The MPF must be light and nimble enough to accompany foot troops where the massive M1 Abrams cannot go: into dense jungle and narrow streets, up mountains and over rickety Third World bridges. It must also carry enough armor to shrug off .50 caliber machinegun fire and some heavier weapons. It must pack enough firepower to take out anything from a concrete bunker to a heavy tank.
That’s ambitious. Combining mobility, firepower, and protection in a lightweight and affordable package is hard — so hard that this is the Army’s fourth try in 20 years. The M8 Armored Gun System was cancelled in 1996 to save money. The Future Combat System was cancelled in 2009 because its ambitious high technology wasn’t working. The Stryker Mobile Gun System (MGS) managed to enter service, but to widespread dissatisfaction.
The Army is determined to do better this time.
“Our near-peers have sought to catch up with us,” said Fort Benning commander Maj. Gen. Eric Wesley, using Pentagon code for China and Russia. These sophisticated nation-states — and countries buying their hardware, like Iran — are developing so-called Anti-Access/Area Denial (A2/AD): layered defenses of long-range sensors and missiles to keep US airpower and ships at a distance (anti-access), plus anti-tank weapons, mines, and roadside bombs to decimate ground troops who get close (area denial).
In this kind of war, light infantry units can’t count on Air Force transports or Army helicopters to drop them within walking distance of objectives that may have heavy anti-aircraft defenses. Instead, they’ll land outside of missile range and then use cross-country trucks to quickly cross long distances to the objective. That’s the role of the Ground Mobility Vehicle (GMV), a parallel Army program to MPF.
The lightweight GMVs aren’t armored, however, so they can’t afford to bulldoze through ambushes. That’s why the Army wants vehicles to scout ahead for threats: originally a specially-built Light Reconnaissance Vehicle, now a variant of the Joint Light Tactical Vehicle. But once the scouts find enemies, friendly aircraft may have trouble breaking through the A2/AD defenses to bomb them. So the Army also wants the infantry to have its own big guns: one company of 14 MPF vehicles per brigades.
The MPF will deal with opposition that might otherwise bog down large numbers of light infantry, like a bunker, Wesley said, or an older model tank like the T-55. “What we wouldn’t expect is that infantry brigade is going to fight an entire brigade of armored vehicles,” Wesley went on.
That’s what the US Army’s own armored brigades are for, and there’s no need to reinvent them.
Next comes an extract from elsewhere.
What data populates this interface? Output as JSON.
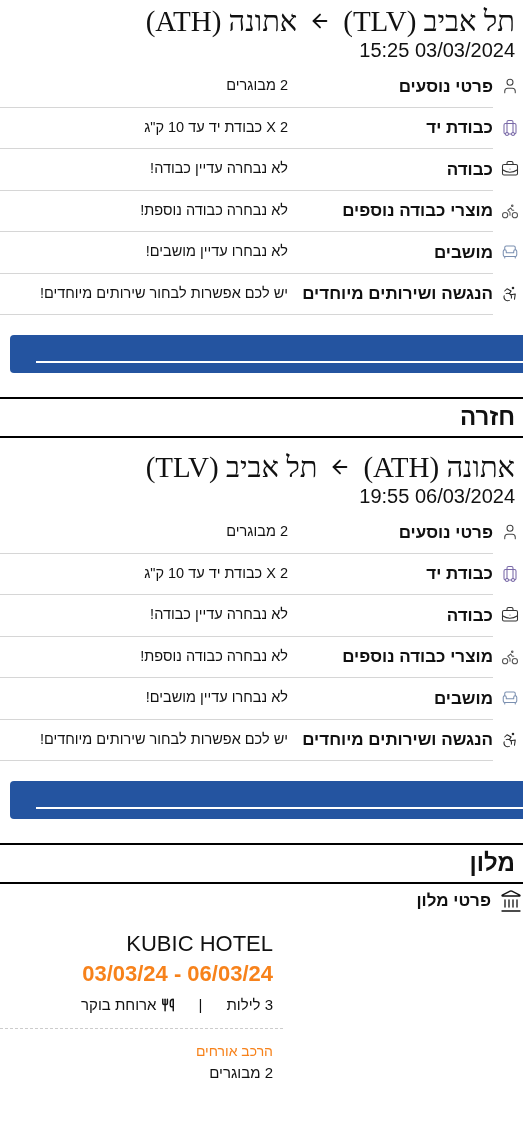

If you gave a Light Infantry Brigade enough firepower to fight Russian-style tank armies, you’d lose all the advantages that make it light in the first place: a combat force unencumbered by heavy vehicles, a force which can fit into aircraft for rapid deployment and maneuver in difficult terrain — jungles, swamps, mountains, slums — where heavy vehicles bog down.
“What we don’t want is an Abrams; we already have an Abrams,” said Col. Will Nuckols, who works for Wesley as Fort Benning’s director of mounted (i.e. vehicle) requirements. “It’s going to be lighter, more strategically mobile, and more tactically mobile than the Abrams — with similar firepower and protection that is suitable to the formation it is supporting.”
Protection against how great a threat? That’s to be determined, based on what industry can deliver at a price the Army can afford. “It will be greater than heavy machinegun, I can tell you that,” Nuckols said. “Protection is a very high priority for the Chief of Staff of the Army.”
Size and transportability are also up in the air. “Will it necessarily be air-droppable? That’s yet to be determined,” Nuckols said.
The unsatisfactory M551 Sheridan was designed to parachute in alongside the 18th Airborne Corps, as was the M8 Armored Gun System, and since the M551’s retirement and the M8’s cancellation, the Airborne has needed a replacement. But all the other light infantry units in the Army need MPF too, and sacrificing mobility, protection, or firepower to make it air-droppable would do them no good. “You don’t want to create a niche vehicle that only addresses a very small component of your army,” Nuckols said.
To figure out the art of the possible and the potential trade-offs, the Army is bringing industry aboard at an unusually early stage. At Tuesday’s industry day, “we actually did something that, as far as I know, hasn’t been done before: We shared with them our draft Capability Development Document, CDD,” said Nuckols. “That will allow them to go back to their companies and get their engineers to work.”
What those engineers discover, in turn, will determine how the Army revises its requirements — if necessary, making them less ambitious in order to be more feasible and affordable.
“This is something we want to get fielded no later than the early ’20s,” said Wesley. “We’ve told industry we want to move as quickly as possible. It really (depends) on what they come back to us with that defines the maturity of their technology.”